Excerpts from a dataset
════════════════
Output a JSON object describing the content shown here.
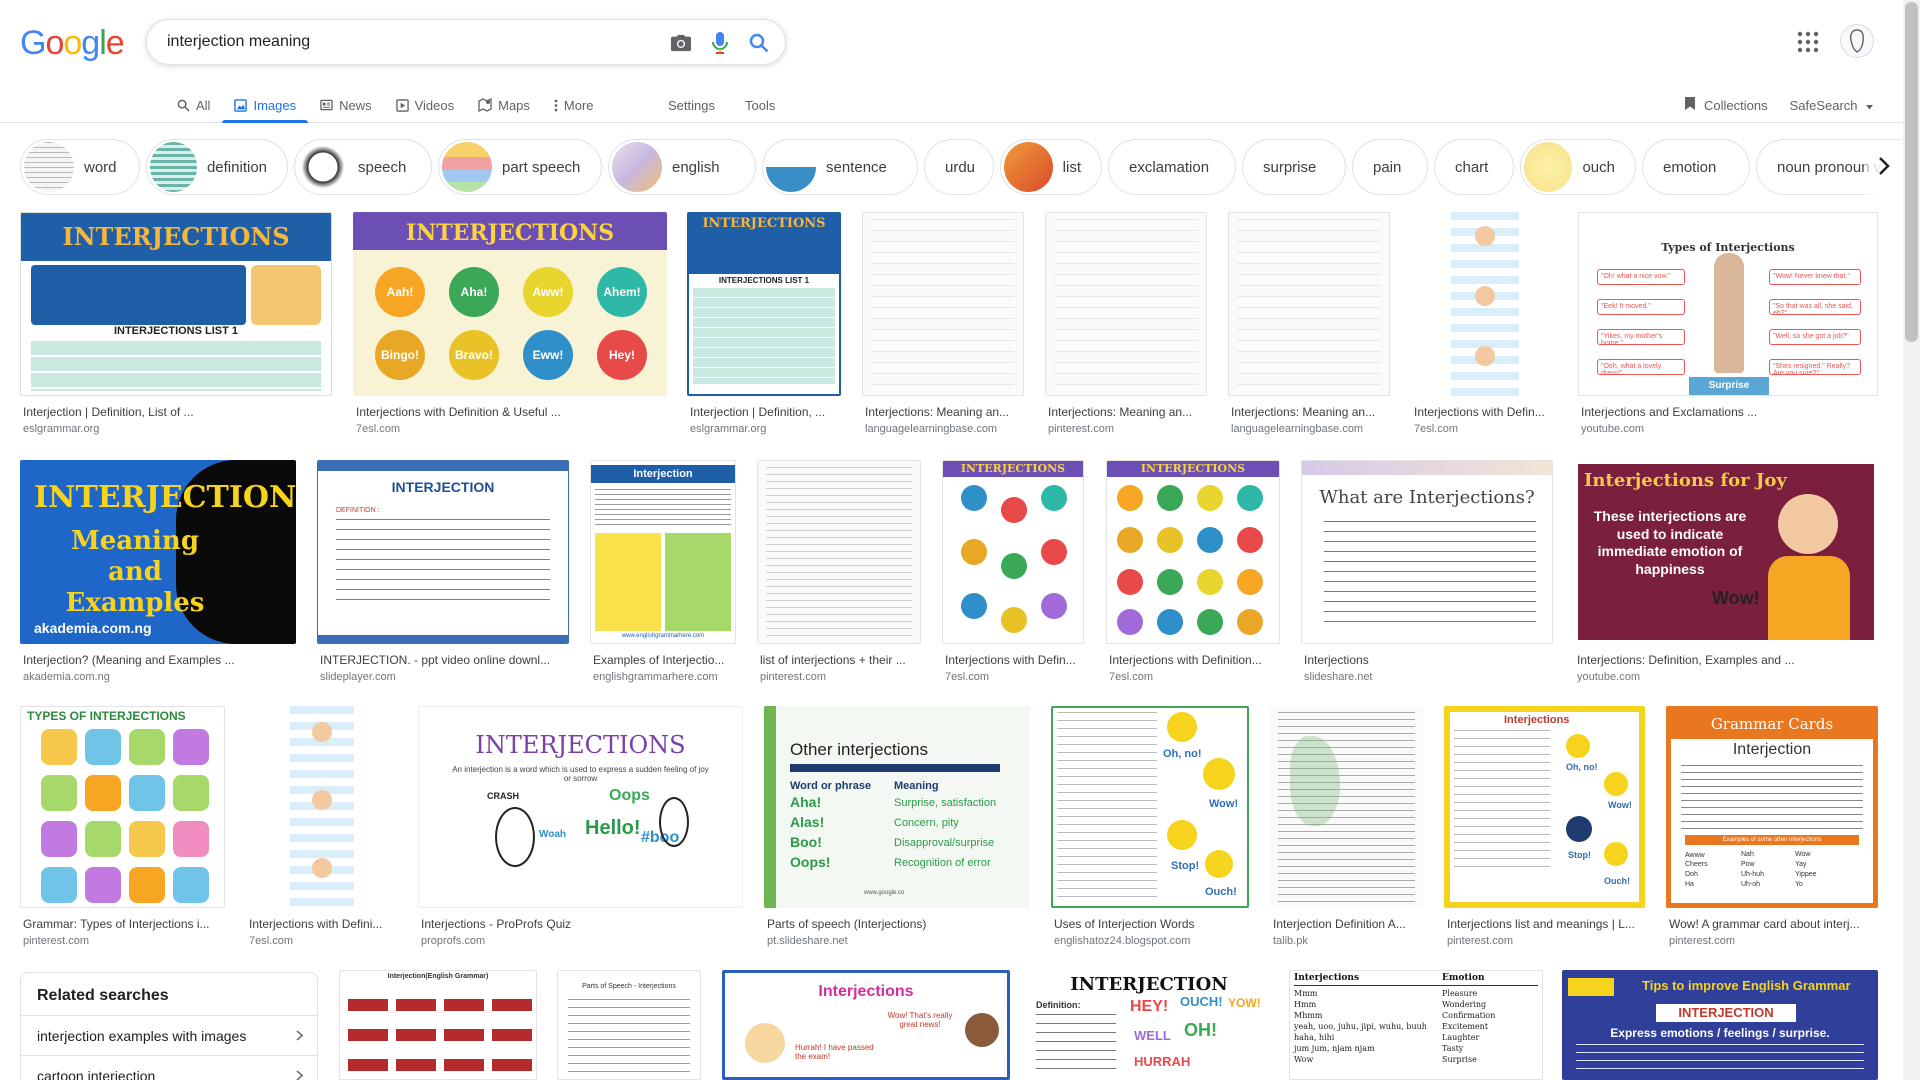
{
  "logo": "Google",
  "search": {
    "query": "interjection meaning"
  },
  "tabs": [
    {
      "label": "All",
      "icon": "search-icon"
    },
    {
      "label": "Images",
      "icon": "image-icon",
      "active": true
    },
    {
      "label": "News",
      "icon": "news-icon"
    },
    {
      "label": "Videos",
      "icon": "video-icon"
    },
    {
      "label": "Maps",
      "icon": "map-icon"
    },
    {
      "label": "More",
      "icon": "more-vert-icon"
    }
  ],
  "tools": {
    "settings": "Settings",
    "tools": "Tools"
  },
  "right": {
    "collections": "Collections",
    "safesearch": "SafeSearch"
  },
  "chips": [
    "word",
    "definition",
    "speech",
    "part speech",
    "english",
    "sentence",
    "urdu",
    "list",
    "exclamation",
    "surprise",
    "pain",
    "chart",
    "ouch",
    "emotion",
    "noun pronoun verb adje"
  ],
  "results": [
    {
      "caption": "Interjection | Definition, List of ...",
      "source": "eslgrammar.org",
      "img_text": "INTERJECTIONS",
      "sub": "INTERJECTIONS LIST 1"
    },
    {
      "caption": "Interjections with Definition & Useful ...",
      "source": "7esl.com",
      "img_text": "INTERJECTIONS",
      "bubbles": [
        "Aah!",
        "Aha!",
        "Aww!",
        "Ahem!",
        "Bingo!",
        "Bravo!",
        "Eww!",
        "Hey!"
      ]
    },
    {
      "caption": "Interjection | Definition, ...",
      "source": "eslgrammar.org",
      "img_text": "INTERJECTIONS",
      "sub": "INTERJECTIONS LIST 1"
    },
    {
      "caption": "Interjections: Meaning an...",
      "source": "languagelearningbase.com"
    },
    {
      "caption": "Interjections: Meaning an...",
      "source": "pinterest.com"
    },
    {
      "caption": "Interjections: Meaning an...",
      "source": "languagelearningbase.com"
    },
    {
      "caption": "Interjections with Defin...",
      "source": "7esl.com"
    },
    {
      "caption": "Interjections and Exclamations ...",
      "source": "youtube.com",
      "img_text": "Types of Interjections",
      "quotes": [
        "\"Oh! what a nice vow.\"",
        "\"Wow! Never knew that.\"",
        "\"Eek! It moved.\"",
        "\"So that was all, she said, eh?\"",
        "\"Yikes, my mother's home.\"",
        "\"Well, so she got a job?\"",
        "\"Ooh, what a lovely dress!\"",
        "\"Shes resigned.\" Really? Are you sure?\""
      ],
      "footer": "Surprise"
    },
    {
      "caption": "Interjection? (Meaning and Examples ...",
      "source": "akademia.com.ng",
      "img_text": "INTERJECTIONS",
      "sub": "Meaning and Examples",
      "footer": "akademia.com.ng"
    },
    {
      "caption": "INTERJECTION. - ppt video online downl...",
      "source": "slideplayer.com",
      "img_text": "INTERJECTION",
      "sub": "DEFINITION :"
    },
    {
      "caption": "Examples of Interjectio...",
      "source": "englishgrammarhere.com",
      "img_text": "Interjection",
      "footer": "www.englishgrammarhere.com"
    },
    {
      "caption": "list of interjections + their ...",
      "source": "pinterest.com"
    },
    {
      "caption": "Interjections with Defin...",
      "source": "7esl.com",
      "img_text": "INTERJECTIONS"
    },
    {
      "caption": "Interjections with Definition...",
      "source": "7esl.com",
      "img_text": "INTERJECTIONS"
    },
    {
      "caption": "Interjections",
      "source": "slideshare.net",
      "img_text": "What are Interjections?"
    },
    {
      "caption": "Interjections: Definition, Examples and ...",
      "source": "youtube.com",
      "img_text": "Interjections for Joy",
      "sub": "These interjections are used to indicate immediate emotion of happiness",
      "footer": "Wow!"
    },
    {
      "caption": "Grammar: Types of Interjections i...",
      "source": "pinterest.com",
      "img_text": "TYPES OF INTERJECTIONS"
    },
    {
      "caption": "Interjections with Defini...",
      "source": "7esl.com"
    },
    {
      "caption": "Interjections - ProProfs Quiz",
      "source": "proprofs.com",
      "img_text": "INTERJECTIONS",
      "sub": "An interjection is a word which is used to express a sudden feeling of joy or sorrow",
      "bubbles": [
        "CRASH",
        "Oops",
        "Hello!",
        "#boo",
        "Woah"
      ]
    },
    {
      "caption": "Parts of speech (Interjections)",
      "source": "pt.slideshare.net",
      "img_text": "Other interjections",
      "table_head": [
        "Word or phrase",
        "Meaning"
      ],
      "rows": [
        [
          "Aha!",
          "Surprise, satisfaction"
        ],
        [
          "Alas!",
          "Concern, pity"
        ],
        [
          "Boo!",
          "Disapproval/surprise"
        ],
        [
          "Oops!",
          "Recognition of error"
        ]
      ],
      "footer": "www.google.co"
    },
    {
      "caption": "Uses of Interjection Words",
      "source": "englishatoz24.blogspot.com",
      "bubbles": [
        "Oh, no!",
        "Wow!",
        "Stop!",
        "Ouch!"
      ]
    },
    {
      "caption": "Interjection Definition A...",
      "source": "talib.pk"
    },
    {
      "caption": "Interjections list and meanings | L...",
      "source": "pinterest.com",
      "img_text": "Interjections",
      "bubbles": [
        "Oh, no!",
        "Wow!",
        "Stop!",
        "Ouch!"
      ]
    },
    {
      "caption": "Wow! A grammar card about interj...",
      "source": "pinterest.com",
      "img_text": "Grammar Cards",
      "sub": "Interjection",
      "footer": "Examples of some other interjections",
      "words": [
        "Awww",
        "Nah",
        "Wow",
        "Cheers",
        "Pow",
        "Yay",
        "Doh",
        "Uh-huh",
        "Yippee",
        "Ha",
        "Uh-oh",
        "Yo"
      ]
    },
    {
      "img_text": "Interjection(English Grammar)"
    },
    {
      "img_text": "Parts of Speech - Interjections"
    },
    {
      "img_text": "Interjections",
      "sub": "Wow! That's really great news!",
      "footer": "Hurrah! I have passed the exam!"
    },
    {
      "img_text": "INTERJECTION",
      "sub": "Definition:",
      "bubbles": [
        "HEY!",
        "OUCH!",
        "YOW!",
        "OH!",
        "WELL",
        "HURRAH"
      ]
    },
    {
      "img_text": "Interjections",
      "sub": "Emotion",
      "words_l": [
        "Mmm",
        "Hmm",
        "Mhmm",
        "yeah, uoo, juhu, jipi, wuhu, buuh",
        "haha, hihi",
        "jum jum, njam njam",
        "Wow"
      ],
      "words_r": [
        "Pleasure",
        "Wondering",
        "Confirmation",
        "Excitement",
        "Laughter",
        "Tasty",
        "Surprise"
      ]
    },
    {
      "img_text": "Tips to improve English Grammar",
      "sub": "INTERJECTION",
      "footer": "Express emotions / feelings / surprise."
    }
  ],
  "related": {
    "title": "Related searches",
    "items": [
      "interjection examples with images",
      "cartoon interjection"
    ]
  },
  "colors": {
    "accent": "#1a73e8",
    "link_gray": "#70757a"
  }
}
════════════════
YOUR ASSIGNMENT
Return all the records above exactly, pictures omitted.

TASK RESULT
Output a JSON object describing the content shown here.
{
  "logo": "Google",
  "search": {
    "query": "interjection meaning"
  },
  "tabs": [
    {
      "label": "All",
      "icon": "search-icon"
    },
    {
      "label": "Images",
      "icon": "image-icon",
      "active": true
    },
    {
      "label": "News",
      "icon": "news-icon"
    },
    {
      "label": "Videos",
      "icon": "video-icon"
    },
    {
      "label": "Maps",
      "icon": "map-icon"
    },
    {
      "label": "More",
      "icon": "more-vert-icon"
    }
  ],
  "tools": {
    "settings": "Settings",
    "tools": "Tools"
  },
  "right": {
    "collections": "Collections",
    "safesearch": "SafeSearch"
  },
  "chips": [
    "word",
    "definition",
    "speech",
    "part speech",
    "english",
    "sentence",
    "urdu",
    "list",
    "exclamation",
    "surprise",
    "pain",
    "chart",
    "ouch",
    "emotion",
    "noun pronoun verb adje"
  ],
  "results": [
    {
      "caption": "Interjection | Definition, List of ...",
      "source": "eslgrammar.org",
      "img_text": "INTERJECTIONS",
      "sub": "INTERJECTIONS LIST 1"
    },
    {
      "caption": "Interjections with Definition & Useful ...",
      "source": "7esl.com",
      "img_text": "INTERJECTIONS",
      "bubbles": [
        "Aah!",
        "Aha!",
        "Aww!",
        "Ahem!",
        "Bingo!",
        "Bravo!",
        "Eww!",
        "Hey!"
      ]
    },
    {
      "caption": "Interjection | Definition, ...",
      "source": "eslgrammar.org",
      "img_text": "INTERJECTIONS",
      "sub": "INTERJECTIONS LIST 1"
    },
    {
      "caption": "Interjections: Meaning an...",
      "source": "languagelearningbase.com"
    },
    {
      "caption": "Interjections: Meaning an...",
      "source": "pinterest.com"
    },
    {
      "caption": "Interjections: Meaning an...",
      "source": "languagelearningbase.com"
    },
    {
      "caption": "Interjections with Defin...",
      "source": "7esl.com"
    },
    {
      "caption": "Interjections and Exclamations ...",
      "source": "youtube.com",
      "img_text": "Types of Interjections",
      "quotes": [
        "\"Oh! what a nice vow.\"",
        "\"Wow! Never knew that.\"",
        "\"Eek! It moved.\"",
        "\"So that was all, she said, eh?\"",
        "\"Yikes, my mother's home.\"",
        "\"Well, so she got a job?\"",
        "\"Ooh, what a lovely dress!\"",
        "\"Shes resigned.\" Really? Are you sure?\""
      ],
      "footer": "Surprise"
    },
    {
      "caption": "Interjection? (Meaning and Examples ...",
      "source": "akademia.com.ng",
      "img_text": "INTERJECTIONS",
      "sub": "Meaning and Examples",
      "footer": "akademia.com.ng"
    },
    {
      "caption": "INTERJECTION. - ppt video online downl...",
      "source": "slideplayer.com",
      "img_text": "INTERJECTION",
      "sub": "DEFINITION :"
    },
    {
      "caption": "Examples of Interjectio...",
      "source": "englishgrammarhere.com",
      "img_text": "Interjection",
      "footer": "www.englishgrammarhere.com"
    },
    {
      "caption": "list of interjections + their ...",
      "source": "pinterest.com"
    },
    {
      "caption": "Interjections with Defin...",
      "source": "7esl.com",
      "img_text": "INTERJECTIONS"
    },
    {
      "caption": "Interjections with Definition...",
      "source": "7esl.com",
      "img_text": "INTERJECTIONS"
    },
    {
      "caption": "Interjections",
      "source": "slideshare.net",
      "img_text": "What are Interjections?"
    },
    {
      "caption": "Interjections: Definition, Examples and ...",
      "source": "youtube.com",
      "img_text": "Interjections for Joy",
      "sub": "These interjections are used to indicate immediate emotion of happiness",
      "footer": "Wow!"
    },
    {
      "caption": "Grammar: Types of Interjections i...",
      "source": "pinterest.com",
      "img_text": "TYPES OF INTERJECTIONS"
    },
    {
      "caption": "Interjections with Defini...",
      "source": "7esl.com"
    },
    {
      "caption": "Interjections - ProProfs Quiz",
      "source": "proprofs.com",
      "img_text": "INTERJECTIONS",
      "sub": "An interjection is a word which is used to express a sudden feeling of joy or sorrow",
      "bubbles": [
        "CRASH",
        "Oops",
        "Hello!",
        "#boo",
        "Woah"
      ]
    },
    {
      "caption": "Parts of speech (Interjections)",
      "source": "pt.slideshare.net",
      "img_text": "Other interjections",
      "table_head": [
        "Word or phrase",
        "Meaning"
      ],
      "rows": [
        [
          "Aha!",
          "Surprise, satisfaction"
        ],
        [
          "Alas!",
          "Concern, pity"
        ],
        [
          "Boo!",
          "Disapproval/surprise"
        ],
        [
          "Oops!",
          "Recognition of error"
        ]
      ],
      "footer": "www.google.co"
    },
    {
      "caption": "Uses of Interjection Words",
      "source": "englishatoz24.blogspot.com",
      "bubbles": [
        "Oh, no!",
        "Wow!",
        "Stop!",
        "Ouch!"
      ]
    },
    {
      "caption": "Interjection Definition A...",
      "source": "talib.pk"
    },
    {
      "caption": "Interjections list and meanings | L...",
      "source": "pinterest.com",
      "img_text": "Interjections",
      "bubbles": [
        "Oh, no!",
        "Wow!",
        "Stop!",
        "Ouch!"
      ]
    },
    {
      "caption": "Wow! A grammar card about interj...",
      "source": "pinterest.com",
      "img_text": "Grammar Cards",
      "sub": "Interjection",
      "footer": "Examples of some other interjections",
      "words": [
        "Awww",
        "Nah",
        "Wow",
        "Cheers",
        "Pow",
        "Yay",
        "Doh",
        "Uh-huh",
        "Yippee",
        "Ha",
        "Uh-oh",
        "Yo"
      ]
    },
    {
      "img_text": "Interjection(English Grammar)"
    },
    {
      "img_text": "Parts of Speech - Interjections"
    },
    {
      "img_text": "Interjections",
      "sub": "Wow! That's really great news!",
      "footer": "Hurrah! I have passed the exam!"
    },
    {
      "img_text": "INTERJECTION",
      "sub": "Definition:",
      "bubbles": [
        "HEY!",
        "OUCH!",
        "YOW!",
        "OH!",
        "WELL",
        "HURRAH"
      ]
    },
    {
      "img_text": "Interjections",
      "sub": "Emotion",
      "words_l": [
        "Mmm",
        "Hmm",
        "Mhmm",
        "yeah, uoo, juhu, jipi, wuhu, buuh",
        "haha, hihi",
        "jum jum, njam njam",
        "Wow"
      ],
      "words_r": [
        "Pleasure",
        "Wondering",
        "Confirmation",
        "Excitement",
        "Laughter",
        "Tasty",
        "Surprise"
      ]
    },
    {
      "img_text": "Tips to improve English Grammar",
      "sub": "INTERJECTION",
      "footer": "Express emotions / feelings / surprise."
    }
  ],
  "related": {
    "title": "Related searches",
    "items": [
      "interjection examples with images",
      "cartoon interjection"
    ]
  },
  "colors": {
    "accent": "#1a73e8",
    "link_gray": "#70757a"
  }
}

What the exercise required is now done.